Data in this exercise:
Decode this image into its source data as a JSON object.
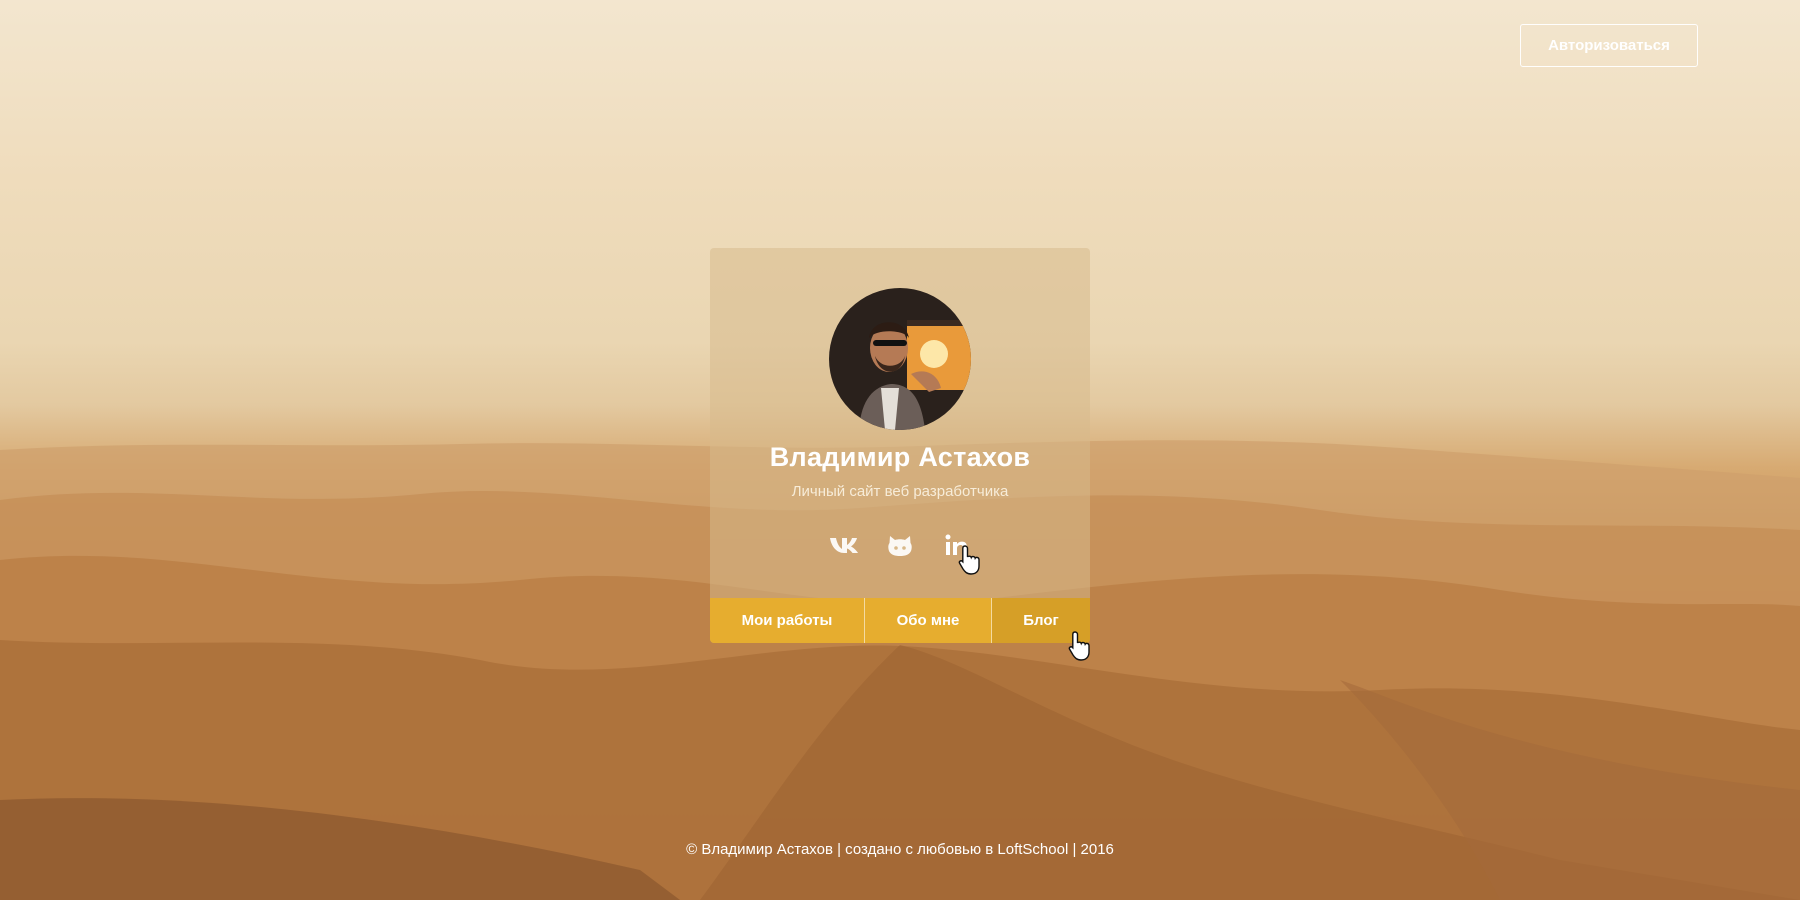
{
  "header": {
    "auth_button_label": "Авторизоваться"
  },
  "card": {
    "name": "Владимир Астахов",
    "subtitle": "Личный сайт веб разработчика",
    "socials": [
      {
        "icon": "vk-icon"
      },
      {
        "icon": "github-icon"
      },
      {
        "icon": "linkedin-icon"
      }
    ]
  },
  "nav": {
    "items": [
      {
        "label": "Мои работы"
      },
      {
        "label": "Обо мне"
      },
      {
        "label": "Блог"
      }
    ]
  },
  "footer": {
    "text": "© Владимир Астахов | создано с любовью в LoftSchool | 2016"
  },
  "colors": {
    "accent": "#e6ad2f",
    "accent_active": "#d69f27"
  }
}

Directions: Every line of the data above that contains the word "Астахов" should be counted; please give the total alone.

Solution below: 2